> EXERCISE REQUIREMENTS
Would you output each record exactly as it stands?
■ ■ ■
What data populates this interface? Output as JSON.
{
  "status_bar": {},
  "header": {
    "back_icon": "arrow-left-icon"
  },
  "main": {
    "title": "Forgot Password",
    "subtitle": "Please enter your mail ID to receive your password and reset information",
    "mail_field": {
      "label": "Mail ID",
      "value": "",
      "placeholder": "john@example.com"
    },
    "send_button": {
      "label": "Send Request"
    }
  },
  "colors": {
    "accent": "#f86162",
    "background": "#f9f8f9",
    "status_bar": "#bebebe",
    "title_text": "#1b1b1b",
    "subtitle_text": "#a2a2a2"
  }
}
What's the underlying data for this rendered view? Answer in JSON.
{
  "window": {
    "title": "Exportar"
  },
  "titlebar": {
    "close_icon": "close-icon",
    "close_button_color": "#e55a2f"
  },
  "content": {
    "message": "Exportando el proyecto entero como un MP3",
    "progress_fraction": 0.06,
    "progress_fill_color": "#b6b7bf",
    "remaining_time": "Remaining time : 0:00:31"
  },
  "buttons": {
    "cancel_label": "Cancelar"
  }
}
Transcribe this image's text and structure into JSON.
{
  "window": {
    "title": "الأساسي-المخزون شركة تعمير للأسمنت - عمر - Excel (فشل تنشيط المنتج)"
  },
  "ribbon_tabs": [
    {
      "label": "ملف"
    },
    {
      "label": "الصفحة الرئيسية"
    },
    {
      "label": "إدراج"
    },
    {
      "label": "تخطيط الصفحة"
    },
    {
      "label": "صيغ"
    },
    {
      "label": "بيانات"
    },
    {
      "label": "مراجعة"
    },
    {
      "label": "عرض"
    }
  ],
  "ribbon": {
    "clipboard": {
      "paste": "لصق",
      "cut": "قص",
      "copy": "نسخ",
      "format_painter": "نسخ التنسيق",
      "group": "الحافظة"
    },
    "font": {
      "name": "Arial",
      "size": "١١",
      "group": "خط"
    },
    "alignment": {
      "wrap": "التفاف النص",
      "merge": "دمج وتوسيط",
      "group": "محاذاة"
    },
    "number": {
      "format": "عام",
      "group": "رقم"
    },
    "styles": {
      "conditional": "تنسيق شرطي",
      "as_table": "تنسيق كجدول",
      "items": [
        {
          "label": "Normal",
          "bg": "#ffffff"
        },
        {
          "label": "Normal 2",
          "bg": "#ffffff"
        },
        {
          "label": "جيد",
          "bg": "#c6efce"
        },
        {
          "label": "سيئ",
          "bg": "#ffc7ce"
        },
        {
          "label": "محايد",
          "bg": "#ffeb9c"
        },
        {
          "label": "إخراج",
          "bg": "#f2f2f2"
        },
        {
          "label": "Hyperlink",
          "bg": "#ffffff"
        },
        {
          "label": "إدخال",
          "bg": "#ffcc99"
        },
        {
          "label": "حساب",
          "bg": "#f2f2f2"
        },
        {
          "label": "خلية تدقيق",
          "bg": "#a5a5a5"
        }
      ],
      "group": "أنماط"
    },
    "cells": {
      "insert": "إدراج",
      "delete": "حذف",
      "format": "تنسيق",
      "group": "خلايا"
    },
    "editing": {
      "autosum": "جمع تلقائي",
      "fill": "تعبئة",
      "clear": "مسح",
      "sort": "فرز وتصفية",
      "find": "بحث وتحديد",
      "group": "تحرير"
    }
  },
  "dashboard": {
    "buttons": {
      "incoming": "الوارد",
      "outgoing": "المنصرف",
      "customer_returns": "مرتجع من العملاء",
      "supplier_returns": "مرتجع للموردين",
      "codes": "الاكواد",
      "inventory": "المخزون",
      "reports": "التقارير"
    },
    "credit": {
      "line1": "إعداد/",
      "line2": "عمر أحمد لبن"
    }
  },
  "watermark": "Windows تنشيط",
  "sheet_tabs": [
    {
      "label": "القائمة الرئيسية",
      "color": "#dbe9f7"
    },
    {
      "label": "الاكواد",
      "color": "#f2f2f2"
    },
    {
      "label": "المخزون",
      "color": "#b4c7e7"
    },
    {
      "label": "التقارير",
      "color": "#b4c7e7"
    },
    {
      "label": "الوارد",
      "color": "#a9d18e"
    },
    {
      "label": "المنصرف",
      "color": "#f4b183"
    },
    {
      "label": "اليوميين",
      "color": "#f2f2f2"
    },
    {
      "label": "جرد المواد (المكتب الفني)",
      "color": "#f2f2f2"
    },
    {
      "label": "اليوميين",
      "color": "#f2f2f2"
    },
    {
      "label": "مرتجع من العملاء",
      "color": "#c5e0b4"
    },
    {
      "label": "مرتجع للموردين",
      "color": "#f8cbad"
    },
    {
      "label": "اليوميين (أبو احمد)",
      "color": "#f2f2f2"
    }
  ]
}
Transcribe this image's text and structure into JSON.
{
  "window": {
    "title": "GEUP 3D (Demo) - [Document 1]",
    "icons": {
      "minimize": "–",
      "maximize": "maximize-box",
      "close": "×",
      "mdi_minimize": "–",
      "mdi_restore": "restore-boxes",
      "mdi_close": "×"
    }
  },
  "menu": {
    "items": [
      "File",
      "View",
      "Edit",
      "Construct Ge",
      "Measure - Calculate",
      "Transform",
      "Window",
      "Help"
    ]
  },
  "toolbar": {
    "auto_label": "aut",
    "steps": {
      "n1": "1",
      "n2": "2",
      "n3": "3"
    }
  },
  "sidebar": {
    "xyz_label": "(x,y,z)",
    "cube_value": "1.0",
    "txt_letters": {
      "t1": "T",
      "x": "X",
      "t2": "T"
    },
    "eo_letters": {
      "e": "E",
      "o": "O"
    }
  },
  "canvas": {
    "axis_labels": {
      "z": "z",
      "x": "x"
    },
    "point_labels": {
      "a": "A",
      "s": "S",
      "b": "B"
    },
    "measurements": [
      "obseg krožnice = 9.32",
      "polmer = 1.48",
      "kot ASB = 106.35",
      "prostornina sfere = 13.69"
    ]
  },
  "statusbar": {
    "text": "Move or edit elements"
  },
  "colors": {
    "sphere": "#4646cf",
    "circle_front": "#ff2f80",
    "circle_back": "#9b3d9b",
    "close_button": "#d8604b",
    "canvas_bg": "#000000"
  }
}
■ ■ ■
> EXERCISE SOLUTION
What data populates this interface? Output as JSON.
{
  "status_bar": {},
  "header": {
    "back_icon": "arrow-left-icon"
  },
  "main": {
    "title": "Forgot Password",
    "subtitle": "Please enter your mail ID to receive your password and reset information",
    "mail_field": {
      "label": "Mail ID",
      "value": "",
      "placeholder": "john@example.com"
    },
    "send_button": {
      "label": "Send Request"
    }
  },
  "colors": {
    "accent": "#f86162",
    "background": "#f9f8f9",
    "status_bar": "#bebebe",
    "title_text": "#1b1b1b",
    "subtitle_text": "#a2a2a2"
  }
}
What's the underlying data for this rendered view? Answer in JSON.
{
  "window": {
    "title": "Exportar"
  },
  "titlebar": {
    "close_icon": "close-icon",
    "close_button_color": "#e55a2f"
  },
  "content": {
    "message": "Exportando el proyecto entero como un MP3",
    "progress_fraction": 0.06,
    "progress_fill_color": "#b6b7bf",
    "remaining_time": "Remaining time : 0:00:31"
  },
  "buttons": {
    "cancel_label": "Cancelar"
  }
}
Transcribe this image's text and structure into JSON.
{
  "window": {
    "title": "الأساسي-المخزون شركة تعمير للأسمنت - عمر - Excel (فشل تنشيط المنتج)"
  },
  "ribbon_tabs": [
    {
      "label": "ملف"
    },
    {
      "label": "الصفحة الرئيسية"
    },
    {
      "label": "إدراج"
    },
    {
      "label": "تخطيط الصفحة"
    },
    {
      "label": "صيغ"
    },
    {
      "label": "بيانات"
    },
    {
      "label": "مراجعة"
    },
    {
      "label": "عرض"
    }
  ],
  "ribbon": {
    "clipboard": {
      "paste": "لصق",
      "cut": "قص",
      "copy": "نسخ",
      "format_painter": "نسخ التنسيق",
      "group": "الحافظة"
    },
    "font": {
      "name": "Arial",
      "size": "١١",
      "group": "خط"
    },
    "alignment": {
      "wrap": "التفاف النص",
      "merge": "دمج وتوسيط",
      "group": "محاذاة"
    },
    "number": {
      "format": "عام",
      "group": "رقم"
    },
    "styles": {
      "conditional": "تنسيق شرطي",
      "as_table": "تنسيق كجدول",
      "items": [
        {
          "label": "Normal",
          "bg": "#ffffff"
        },
        {
          "label": "Normal 2",
          "bg": "#ffffff"
        },
        {
          "label": "جيد",
          "bg": "#c6efce"
        },
        {
          "label": "سيئ",
          "bg": "#ffc7ce"
        },
        {
          "label": "محايد",
          "bg": "#ffeb9c"
        },
        {
          "label": "إخراج",
          "bg": "#f2f2f2"
        },
        {
          "label": "Hyperlink",
          "bg": "#ffffff"
        },
        {
          "label": "إدخال",
          "bg": "#ffcc99"
        },
        {
          "label": "حساب",
          "bg": "#f2f2f2"
        },
        {
          "label": "خلية تدقيق",
          "bg": "#a5a5a5"
        }
      ],
      "group": "أنماط"
    },
    "cells": {
      "insert": "إدراج",
      "delete": "حذف",
      "format": "تنسيق",
      "group": "خلايا"
    },
    "editing": {
      "autosum": "جمع تلقائي",
      "fill": "تعبئة",
      "clear": "مسح",
      "sort": "فرز وتصفية",
      "find": "بحث وتحديد",
      "group": "تحرير"
    }
  },
  "dashboard": {
    "buttons": {
      "incoming": "الوارد",
      "outgoing": "المنصرف",
      "customer_returns": "مرتجع من العملاء",
      "supplier_returns": "مرتجع للموردين",
      "codes": "الاكواد",
      "inventory": "المخزون",
      "reports": "التقارير"
    },
    "credit": {
      "line1": "إعداد/",
      "line2": "عمر أحمد لبن"
    }
  },
  "watermark": "Windows تنشيط",
  "sheet_tabs": [
    {
      "label": "القائمة الرئيسية",
      "color": "#dbe9f7"
    },
    {
      "label": "الاكواد",
      "color": "#f2f2f2"
    },
    {
      "label": "المخزون",
      "color": "#b4c7e7"
    },
    {
      "label": "التقارير",
      "color": "#b4c7e7"
    },
    {
      "label": "الوارد",
      "color": "#a9d18e"
    },
    {
      "label": "المنصرف",
      "color": "#f4b183"
    },
    {
      "label": "اليوميين",
      "color": "#f2f2f2"
    },
    {
      "label": "جرد المواد (المكتب الفني)",
      "color": "#f2f2f2"
    },
    {
      "label": "اليوميين",
      "color": "#f2f2f2"
    },
    {
      "label": "مرتجع من العملاء",
      "color": "#c5e0b4"
    },
    {
      "label": "مرتجع للموردين",
      "color": "#f8cbad"
    },
    {
      "label": "اليوميين (أبو احمد)",
      "color": "#f2f2f2"
    }
  ]
}
Transcribe this image's text and structure into JSON.
{
  "window": {
    "title": "GEUP 3D (Demo) - [Document 1]",
    "icons": {
      "minimize": "–",
      "maximize": "maximize-box",
      "close": "×",
      "mdi_minimize": "–",
      "mdi_restore": "restore-boxes",
      "mdi_close": "×"
    }
  },
  "menu": {
    "items": [
      "File",
      "View",
      "Edit",
      "Construct Ge",
      "Measure - Calculate",
      "Transform",
      "Window",
      "Help"
    ]
  },
  "toolbar": {
    "auto_label": "aut",
    "steps": {
      "n1": "1",
      "n2": "2",
      "n3": "3"
    }
  },
  "sidebar": {
    "xyz_label": "(x,y,z)",
    "cube_value": "1.0",
    "txt_letters": {
      "t1": "T",
      "x": "X",
      "t2": "T"
    },
    "eo_letters": {
      "e": "E",
      "o": "O"
    }
  },
  "canvas": {
    "axis_labels": {
      "z": "z",
      "x": "x"
    },
    "point_labels": {
      "a": "A",
      "s": "S",
      "b": "B"
    },
    "measurements": [
      "obseg krožnice = 9.32",
      "polmer = 1.48",
      "kot ASB = 106.35",
      "prostornina sfere = 13.69"
    ]
  },
  "statusbar": {
    "text": "Move or edit elements"
  },
  "colors": {
    "sphere": "#4646cf",
    "circle_front": "#ff2f80",
    "circle_back": "#9b3d9b",
    "close_button": "#d8604b",
    "canvas_bg": "#000000"
  }
}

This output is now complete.